Gina Says: Even though I haven’t sold my first book yet, I KNOW it’s going to happen. And since I’m a planner, long-range and short-term, I wanted to have a presence already established for when I DO sell. I figured, if a publisher was going to be interested enough to read the entirety of my tale, then they’d probably go a little deeper once they hit ‘The End.’ With that end in mind, I collaborated with my good friend—who also happens to be a genius photographer—to set up my website.
While I love graphic art, I didn’t want that to be my ‘look.’ I wanted people who were interested in my work to be able to see a little bit of who I am. Mark Montoya—the aforementioned genius—and I got together in our natural habitat (a bar) and talked about what I wanted and what he could make happen. After all, those two things aren’t necessarily mutual. I joke that Mark is my brother from another mother, but it’s true. He gets me. He took all my excited utterances and wild gesticulations and distilled them down into tangible art. The result is something that I am still incredibly proud of: www.GinaFluharty.com.
It’s important to work with someone that speaks your lingo. It’s important to be willing to look at something that you didn’t necessarily have in mind. Case in point—the wolf shadow photo. I told Mark that I wanted a four-footed wolf to be my shadow. And he did it. Showed me the prop he’d drawn and cut out and I liked it. Then he says, “But I got to thinking and came up with this.”
|Gina and The Wolf|
Holy…Hell. Ka-BOOM! I love it. It’s my favorite photo out of all the shots we took. Part of my shadow makes up that of the wolf. See if you can find it.
However, before we got to this point, he asked me how I wanted to look. I immediately said, “Slender.” And that’s how Mark posed me for the front page layout. I have a new respect for models after this experience. It was agony to hold that pose for as long as it took Mark to do the light thingymajigger, for his charming and lovely assistant Carla to lean over the base of the pillar with her prop, for him to take a shot and then repeat the entire process until he was satisfied. We did the shoot at twilight, so lighting was a challenge. Have I mentioned that Mark is a type-A perfectionist?

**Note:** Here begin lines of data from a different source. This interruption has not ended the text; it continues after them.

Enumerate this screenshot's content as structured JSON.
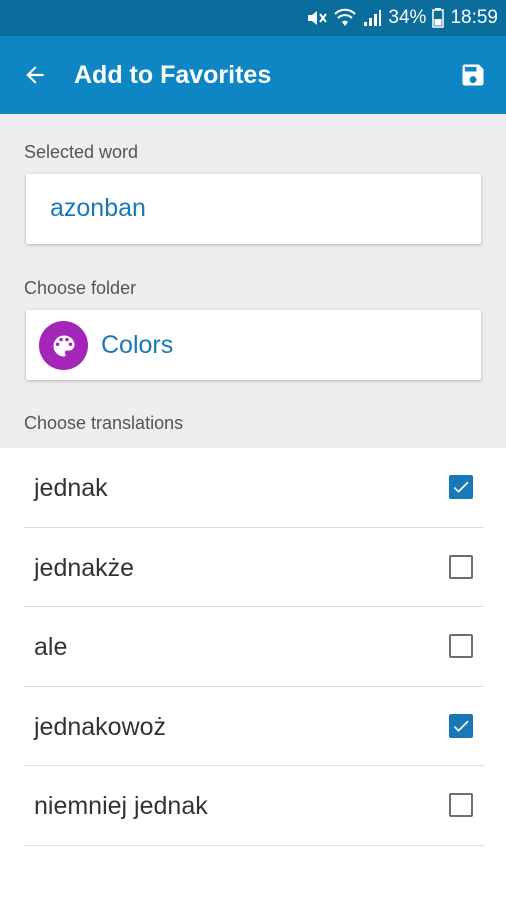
{
  "status_bar": {
    "battery": "34%",
    "time": "18:59",
    "icons": [
      "mute-icon",
      "wifi-icon",
      "signal-icon",
      "battery-icon"
    ]
  },
  "app_bar": {
    "title": "Add to Favorites",
    "back_icon": "arrow-back-icon",
    "save_icon": "save-icon"
  },
  "form": {
    "selected_word_label": "Selected word",
    "selected_word": "azonban",
    "choose_folder_label": "Choose folder",
    "folder": {
      "name": "Colors",
      "icon": "palette-icon",
      "color": "#a326b8"
    },
    "choose_translations_label": "Choose translations"
  },
  "translations": [
    {
      "text": "jednak",
      "checked": true
    },
    {
      "text": "jednakże",
      "checked": false
    },
    {
      "text": "ale",
      "checked": false
    },
    {
      "text": "jednakowoż",
      "checked": true
    },
    {
      "text": "niemniej jednak",
      "checked": false
    }
  ],
  "colors": {
    "status_bar": "#0b6d9c",
    "app_bar": "#0f86c4",
    "accent": "#1a78b8",
    "folder": "#a326b8"
  }
}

No? My hip muscles and exterior obliques are still muttering about it. Still, no matter how painful it was, he pulled the shot off.
|Holding poses is tougher than it looks.|
Now, the only problem with establishing a presence and networking with authors on social media is that they will look for the avatar they see. Spoiler alert—I’m not a natural blonde. Megan Mulry was the first—but not the last—to point this out via Twitter at the RT convention in 2013. If memory serves, her tweet was, “The first surprise of #RT13? @GinaFluharty is not blonde.” Which poses an interesting question for the future: Do I need to buy a blonde wig for business events? I don’t know, but I doubt it. Women change their hair color all the time. It’s our prerogative since we can’t change the size of our asses as easily.
Gary D. Robson Book Signing Tips
Carry some spare books. If you’re lucky, the signing will be a smash hit. With the economy down, though, booksellers are being cautious about over-ordering. That means that if your signing is fantastic, they just might run out of books. If you have a box or two in your trunk, you can grab them (be prepared to sell them to the store at the standard distribution discount!) and keep on going. If you don’t, the signing is done.